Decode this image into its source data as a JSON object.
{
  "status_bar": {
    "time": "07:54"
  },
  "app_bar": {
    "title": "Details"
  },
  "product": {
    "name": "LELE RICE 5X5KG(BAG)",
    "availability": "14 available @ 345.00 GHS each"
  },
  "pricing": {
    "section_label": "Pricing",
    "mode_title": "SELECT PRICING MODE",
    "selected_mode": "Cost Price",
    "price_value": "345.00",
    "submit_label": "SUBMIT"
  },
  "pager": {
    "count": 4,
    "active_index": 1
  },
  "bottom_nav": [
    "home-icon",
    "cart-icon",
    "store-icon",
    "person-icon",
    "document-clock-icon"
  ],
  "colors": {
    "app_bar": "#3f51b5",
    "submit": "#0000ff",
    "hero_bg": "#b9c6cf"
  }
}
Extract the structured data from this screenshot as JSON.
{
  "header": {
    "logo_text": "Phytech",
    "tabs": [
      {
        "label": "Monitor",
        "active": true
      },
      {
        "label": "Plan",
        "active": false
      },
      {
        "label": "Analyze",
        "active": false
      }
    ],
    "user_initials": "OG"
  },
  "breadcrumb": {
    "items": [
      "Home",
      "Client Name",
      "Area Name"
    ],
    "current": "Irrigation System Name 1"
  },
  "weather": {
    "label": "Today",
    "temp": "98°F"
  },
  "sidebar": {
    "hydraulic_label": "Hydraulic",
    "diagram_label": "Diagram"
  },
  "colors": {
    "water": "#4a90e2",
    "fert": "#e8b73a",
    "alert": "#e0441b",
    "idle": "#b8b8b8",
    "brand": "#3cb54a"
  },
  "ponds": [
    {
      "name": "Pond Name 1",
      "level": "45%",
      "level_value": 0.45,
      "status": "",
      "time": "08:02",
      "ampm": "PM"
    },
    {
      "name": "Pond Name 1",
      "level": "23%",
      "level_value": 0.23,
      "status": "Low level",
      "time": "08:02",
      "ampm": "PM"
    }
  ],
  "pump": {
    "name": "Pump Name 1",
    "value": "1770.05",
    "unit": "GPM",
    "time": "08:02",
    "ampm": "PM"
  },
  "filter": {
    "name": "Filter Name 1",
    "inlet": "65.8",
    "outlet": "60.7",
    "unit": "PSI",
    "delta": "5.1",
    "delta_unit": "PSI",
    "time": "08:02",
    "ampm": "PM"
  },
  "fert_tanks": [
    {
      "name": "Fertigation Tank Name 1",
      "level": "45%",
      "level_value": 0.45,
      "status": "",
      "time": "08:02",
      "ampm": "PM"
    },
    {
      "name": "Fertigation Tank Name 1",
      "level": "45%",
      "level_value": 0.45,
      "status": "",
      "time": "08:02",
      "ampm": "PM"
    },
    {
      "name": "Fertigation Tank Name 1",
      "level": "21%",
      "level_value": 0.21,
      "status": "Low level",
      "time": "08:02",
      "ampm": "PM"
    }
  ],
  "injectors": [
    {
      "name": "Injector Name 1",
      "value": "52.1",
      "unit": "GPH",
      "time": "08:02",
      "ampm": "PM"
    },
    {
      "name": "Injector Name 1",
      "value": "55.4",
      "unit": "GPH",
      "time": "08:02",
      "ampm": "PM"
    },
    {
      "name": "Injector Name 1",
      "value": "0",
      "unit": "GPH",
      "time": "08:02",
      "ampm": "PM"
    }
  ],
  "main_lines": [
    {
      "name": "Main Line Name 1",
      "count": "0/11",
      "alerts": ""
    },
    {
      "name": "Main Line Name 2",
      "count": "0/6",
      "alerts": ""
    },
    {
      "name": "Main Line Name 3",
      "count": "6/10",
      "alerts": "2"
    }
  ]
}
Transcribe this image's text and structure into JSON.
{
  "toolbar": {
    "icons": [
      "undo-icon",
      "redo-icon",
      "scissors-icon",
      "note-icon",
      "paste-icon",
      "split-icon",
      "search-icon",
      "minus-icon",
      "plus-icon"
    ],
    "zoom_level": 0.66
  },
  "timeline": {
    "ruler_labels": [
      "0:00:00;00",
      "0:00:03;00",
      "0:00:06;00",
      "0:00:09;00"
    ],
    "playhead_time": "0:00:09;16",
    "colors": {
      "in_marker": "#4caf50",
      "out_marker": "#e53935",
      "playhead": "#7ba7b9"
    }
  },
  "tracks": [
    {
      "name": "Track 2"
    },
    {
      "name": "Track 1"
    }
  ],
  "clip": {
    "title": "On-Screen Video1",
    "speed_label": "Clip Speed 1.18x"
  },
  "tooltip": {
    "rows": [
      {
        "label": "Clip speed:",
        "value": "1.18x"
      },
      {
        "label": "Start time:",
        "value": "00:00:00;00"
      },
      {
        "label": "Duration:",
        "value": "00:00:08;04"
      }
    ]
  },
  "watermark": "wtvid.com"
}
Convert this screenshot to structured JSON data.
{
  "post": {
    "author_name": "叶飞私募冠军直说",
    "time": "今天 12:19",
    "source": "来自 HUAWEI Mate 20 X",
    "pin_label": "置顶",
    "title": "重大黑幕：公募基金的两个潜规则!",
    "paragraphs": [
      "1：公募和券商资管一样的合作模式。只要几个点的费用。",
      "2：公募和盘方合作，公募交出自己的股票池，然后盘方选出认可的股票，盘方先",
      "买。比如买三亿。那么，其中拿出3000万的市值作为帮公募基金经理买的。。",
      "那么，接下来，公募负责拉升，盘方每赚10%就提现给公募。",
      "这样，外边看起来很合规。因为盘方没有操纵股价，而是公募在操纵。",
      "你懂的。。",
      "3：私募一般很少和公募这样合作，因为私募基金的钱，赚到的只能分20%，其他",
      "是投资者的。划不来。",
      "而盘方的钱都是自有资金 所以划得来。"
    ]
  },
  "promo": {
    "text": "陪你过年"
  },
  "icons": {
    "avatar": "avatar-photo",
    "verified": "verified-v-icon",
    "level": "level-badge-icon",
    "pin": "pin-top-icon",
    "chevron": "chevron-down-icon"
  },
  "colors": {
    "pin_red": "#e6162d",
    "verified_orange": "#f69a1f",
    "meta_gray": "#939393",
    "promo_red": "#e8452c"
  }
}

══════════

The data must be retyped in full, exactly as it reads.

▶ [Result of the exercise]:
Decode this image into its source data as a JSON object.
{
  "status_bar": {
    "time": "07:54"
  },
  "app_bar": {
    "title": "Details"
  },
  "product": {
    "name": "LELE RICE 5X5KG(BAG)",
    "availability": "14 available @ 345.00 GHS each"
  },
  "pricing": {
    "section_label": "Pricing",
    "mode_title": "SELECT PRICING MODE",
    "selected_mode": "Cost Price",
    "price_value": "345.00",
    "submit_label": "SUBMIT"
  },
  "pager": {
    "count": 4,
    "active_index": 1
  },
  "bottom_nav": [
    "home-icon",
    "cart-icon",
    "store-icon",
    "person-icon",
    "document-clock-icon"
  ],
  "colors": {
    "app_bar": "#3f51b5",
    "submit": "#0000ff",
    "hero_bg": "#b9c6cf"
  }
}
Extract the structured data from this screenshot as JSON.
{
  "header": {
    "logo_text": "Phytech",
    "tabs": [
      {
        "label": "Monitor",
        "active": true
      },
      {
        "label": "Plan",
        "active": false
      },
      {
        "label": "Analyze",
        "active": false
      }
    ],
    "user_initials": "OG"
  },
  "breadcrumb": {
    "items": [
      "Home",
      "Client Name",
      "Area Name"
    ],
    "current": "Irrigation System Name 1"
  },
  "weather": {
    "label": "Today",
    "temp": "98°F"
  },
  "sidebar": {
    "hydraulic_label": "Hydraulic",
    "diagram_label": "Diagram"
  },
  "colors": {
    "water": "#4a90e2",
    "fert": "#e8b73a",
    "alert": "#e0441b",
    "idle": "#b8b8b8",
    "brand": "#3cb54a"
  },
  "ponds": [
    {
      "name": "Pond Name 1",
      "level": "45%",
      "level_value": 0.45,
      "status": "",
      "time": "08:02",
      "ampm": "PM"
    },
    {
      "name": "Pond Name 1",
      "level": "23%",
      "level_value": 0.23,
      "status": "Low level",
      "time": "08:02",
      "ampm": "PM"
    }
  ],
  "pump": {
    "name": "Pump Name 1",
    "value": "1770.05",
    "unit": "GPM",
    "time": "08:02",
    "ampm": "PM"
  },
  "filter": {
    "name": "Filter Name 1",
    "inlet": "65.8",
    "outlet": "60.7",
    "unit": "PSI",
    "delta": "5.1",
    "delta_unit": "PSI",
    "time": "08:02",
    "ampm": "PM"
  },
  "fert_tanks": [
    {
      "name": "Fertigation Tank Name 1",
      "level": "45%",
      "level_value": 0.45,
      "status": "",
      "time": "08:02",
      "ampm": "PM"
    },
    {
      "name": "Fertigation Tank Name 1",
      "level": "45%",
      "level_value": 0.45,
      "status": "",
      "time": "08:02",
      "ampm": "PM"
    },
    {
      "name": "Fertigation Tank Name 1",
      "level": "21%",
      "level_value": 0.21,
      "status": "Low level",
      "time": "08:02",
      "ampm": "PM"
    }
  ],
  "injectors": [
    {
      "name": "Injector Name 1",
      "value": "52.1",
      "unit": "GPH",
      "time": "08:02",
      "ampm": "PM"
    },
    {
      "name": "Injector Name 1",
      "value": "55.4",
      "unit": "GPH",
      "time": "08:02",
      "ampm": "PM"
    },
    {
      "name": "Injector Name 1",
      "value": "0",
      "unit": "GPH",
      "time": "08:02",
      "ampm": "PM"
    }
  ],
  "main_lines": [
    {
      "name": "Main Line Name 1",
      "count": "0/11",
      "alerts": ""
    },
    {
      "name": "Main Line Name 2",
      "count": "0/6",
      "alerts": ""
    },
    {
      "name": "Main Line Name 3",
      "count": "6/10",
      "alerts": "2"
    }
  ]
}
Transcribe this image's text and structure into JSON.
{
  "toolbar": {
    "icons": [
      "undo-icon",
      "redo-icon",
      "scissors-icon",
      "note-icon",
      "paste-icon",
      "split-icon",
      "search-icon",
      "minus-icon",
      "plus-icon"
    ],
    "zoom_level": 0.66
  },
  "timeline": {
    "ruler_labels": [
      "0:00:00;00",
      "0:00:03;00",
      "0:00:06;00",
      "0:00:09;00"
    ],
    "playhead_time": "0:00:09;16",
    "colors": {
      "in_marker": "#4caf50",
      "out_marker": "#e53935",
      "playhead": "#7ba7b9"
    }
  },
  "tracks": [
    {
      "name": "Track 2"
    },
    {
      "name": "Track 1"
    }
  ],
  "clip": {
    "title": "On-Screen Video1",
    "speed_label": "Clip Speed 1.18x"
  },
  "tooltip": {
    "rows": [
      {
        "label": "Clip speed:",
        "value": "1.18x"
      },
      {
        "label": "Start time:",
        "value": "00:00:00;00"
      },
      {
        "label": "Duration:",
        "value": "00:00:08;04"
      }
    ]
  },
  "watermark": "wtvid.com"
}
Convert this screenshot to structured JSON data.
{
  "post": {
    "author_name": "叶飞私募冠军直说",
    "time": "今天 12:19",
    "source": "来自 HUAWEI Mate 20 X",
    "pin_label": "置顶",
    "title": "重大黑幕：公募基金的两个潜规则!",
    "paragraphs": [
      "1：公募和券商资管一样的合作模式。只要几个点的费用。",
      "2：公募和盘方合作，公募交出自己的股票池，然后盘方选出认可的股票，盘方先",
      "买。比如买三亿。那么，其中拿出3000万的市值作为帮公募基金经理买的。。",
      "那么，接下来，公募负责拉升，盘方每赚10%就提现给公募。",
      "这样，外边看起来很合规。因为盘方没有操纵股价，而是公募在操纵。",
      "你懂的。。",
      "3：私募一般很少和公募这样合作，因为私募基金的钱，赚到的只能分20%，其他",
      "是投资者的。划不来。",
      "而盘方的钱都是自有资金 所以划得来。"
    ]
  },
  "promo": {
    "text": "陪你过年"
  },
  "icons": {
    "avatar": "avatar-photo",
    "verified": "verified-v-icon",
    "level": "level-badge-icon",
    "pin": "pin-top-icon",
    "chevron": "chevron-down-icon"
  },
  "colors": {
    "pin_red": "#e6162d",
    "verified_orange": "#f69a1f",
    "meta_gray": "#939393",
    "promo_red": "#e8452c"
  }
}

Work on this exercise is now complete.